▶ Task brief
Would you return every line of the listing below that has "Política" in it?

#####

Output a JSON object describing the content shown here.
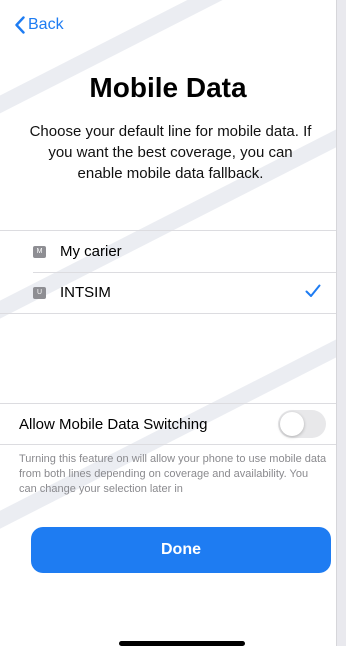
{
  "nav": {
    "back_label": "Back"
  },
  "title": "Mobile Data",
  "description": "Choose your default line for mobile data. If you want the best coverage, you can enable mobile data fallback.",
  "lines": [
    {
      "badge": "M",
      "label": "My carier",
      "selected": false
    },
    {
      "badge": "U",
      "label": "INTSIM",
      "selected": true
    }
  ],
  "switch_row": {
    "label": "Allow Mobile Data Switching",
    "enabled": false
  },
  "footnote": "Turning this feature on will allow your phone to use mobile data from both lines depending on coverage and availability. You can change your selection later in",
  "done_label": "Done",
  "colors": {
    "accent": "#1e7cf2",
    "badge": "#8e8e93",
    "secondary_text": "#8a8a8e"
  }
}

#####

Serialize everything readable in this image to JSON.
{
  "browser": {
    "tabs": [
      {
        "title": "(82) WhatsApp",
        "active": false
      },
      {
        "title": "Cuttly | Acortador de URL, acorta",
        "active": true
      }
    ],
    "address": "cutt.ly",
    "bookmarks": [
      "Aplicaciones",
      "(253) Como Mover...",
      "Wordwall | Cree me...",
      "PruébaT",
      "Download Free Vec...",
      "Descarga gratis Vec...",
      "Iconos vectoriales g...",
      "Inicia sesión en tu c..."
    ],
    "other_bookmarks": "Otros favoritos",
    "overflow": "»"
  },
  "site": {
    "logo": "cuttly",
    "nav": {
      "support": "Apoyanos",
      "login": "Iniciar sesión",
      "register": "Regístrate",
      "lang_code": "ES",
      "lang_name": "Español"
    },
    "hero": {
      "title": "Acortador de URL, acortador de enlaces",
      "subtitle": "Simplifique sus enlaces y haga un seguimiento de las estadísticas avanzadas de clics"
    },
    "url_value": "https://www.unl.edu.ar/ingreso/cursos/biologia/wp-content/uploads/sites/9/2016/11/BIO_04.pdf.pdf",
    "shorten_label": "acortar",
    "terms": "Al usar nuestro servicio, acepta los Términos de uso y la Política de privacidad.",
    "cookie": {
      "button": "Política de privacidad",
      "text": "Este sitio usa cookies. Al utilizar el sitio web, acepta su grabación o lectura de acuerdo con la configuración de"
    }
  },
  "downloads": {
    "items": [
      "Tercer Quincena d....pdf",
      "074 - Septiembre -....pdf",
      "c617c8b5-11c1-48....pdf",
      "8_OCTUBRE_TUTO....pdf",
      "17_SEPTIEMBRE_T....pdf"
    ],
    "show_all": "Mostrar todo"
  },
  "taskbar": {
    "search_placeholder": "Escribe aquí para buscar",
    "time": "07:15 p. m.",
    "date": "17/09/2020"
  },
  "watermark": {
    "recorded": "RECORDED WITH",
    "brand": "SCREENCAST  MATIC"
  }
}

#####

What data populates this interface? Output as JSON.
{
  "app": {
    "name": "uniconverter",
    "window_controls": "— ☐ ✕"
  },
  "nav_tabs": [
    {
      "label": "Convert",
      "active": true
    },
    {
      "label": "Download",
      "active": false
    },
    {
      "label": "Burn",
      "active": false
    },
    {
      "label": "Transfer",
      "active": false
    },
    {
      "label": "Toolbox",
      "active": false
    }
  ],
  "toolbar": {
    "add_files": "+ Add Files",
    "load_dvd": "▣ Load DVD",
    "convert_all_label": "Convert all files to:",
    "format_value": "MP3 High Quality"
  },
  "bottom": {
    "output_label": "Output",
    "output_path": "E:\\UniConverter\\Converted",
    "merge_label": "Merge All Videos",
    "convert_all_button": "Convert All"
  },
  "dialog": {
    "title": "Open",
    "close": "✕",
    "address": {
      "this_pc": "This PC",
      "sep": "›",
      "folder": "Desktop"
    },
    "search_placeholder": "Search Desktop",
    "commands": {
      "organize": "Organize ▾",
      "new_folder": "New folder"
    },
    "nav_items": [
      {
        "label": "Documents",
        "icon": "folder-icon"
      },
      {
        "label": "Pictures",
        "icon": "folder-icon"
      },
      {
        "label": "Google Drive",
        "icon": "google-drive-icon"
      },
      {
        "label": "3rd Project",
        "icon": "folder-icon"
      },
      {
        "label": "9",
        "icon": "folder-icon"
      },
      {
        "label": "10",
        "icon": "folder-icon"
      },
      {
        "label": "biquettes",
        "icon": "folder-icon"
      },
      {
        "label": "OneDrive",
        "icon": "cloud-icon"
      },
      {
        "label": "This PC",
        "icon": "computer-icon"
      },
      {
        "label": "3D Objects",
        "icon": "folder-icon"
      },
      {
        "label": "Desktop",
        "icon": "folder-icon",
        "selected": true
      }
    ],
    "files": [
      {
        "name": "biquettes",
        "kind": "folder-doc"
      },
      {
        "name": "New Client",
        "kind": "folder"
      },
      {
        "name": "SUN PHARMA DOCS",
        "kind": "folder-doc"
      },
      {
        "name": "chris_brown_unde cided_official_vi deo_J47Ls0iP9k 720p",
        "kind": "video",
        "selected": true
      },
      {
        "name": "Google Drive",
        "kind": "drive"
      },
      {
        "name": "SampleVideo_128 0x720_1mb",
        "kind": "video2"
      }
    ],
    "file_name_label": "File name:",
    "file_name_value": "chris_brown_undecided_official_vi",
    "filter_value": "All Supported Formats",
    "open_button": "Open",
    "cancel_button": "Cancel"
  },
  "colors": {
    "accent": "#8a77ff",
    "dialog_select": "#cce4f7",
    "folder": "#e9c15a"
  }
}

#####

▶ Reply to the task
    "terms": "Al usar nuestro servicio, acepta los Términos de uso y la Política de privacidad.",
      "button": "Política de privacidad",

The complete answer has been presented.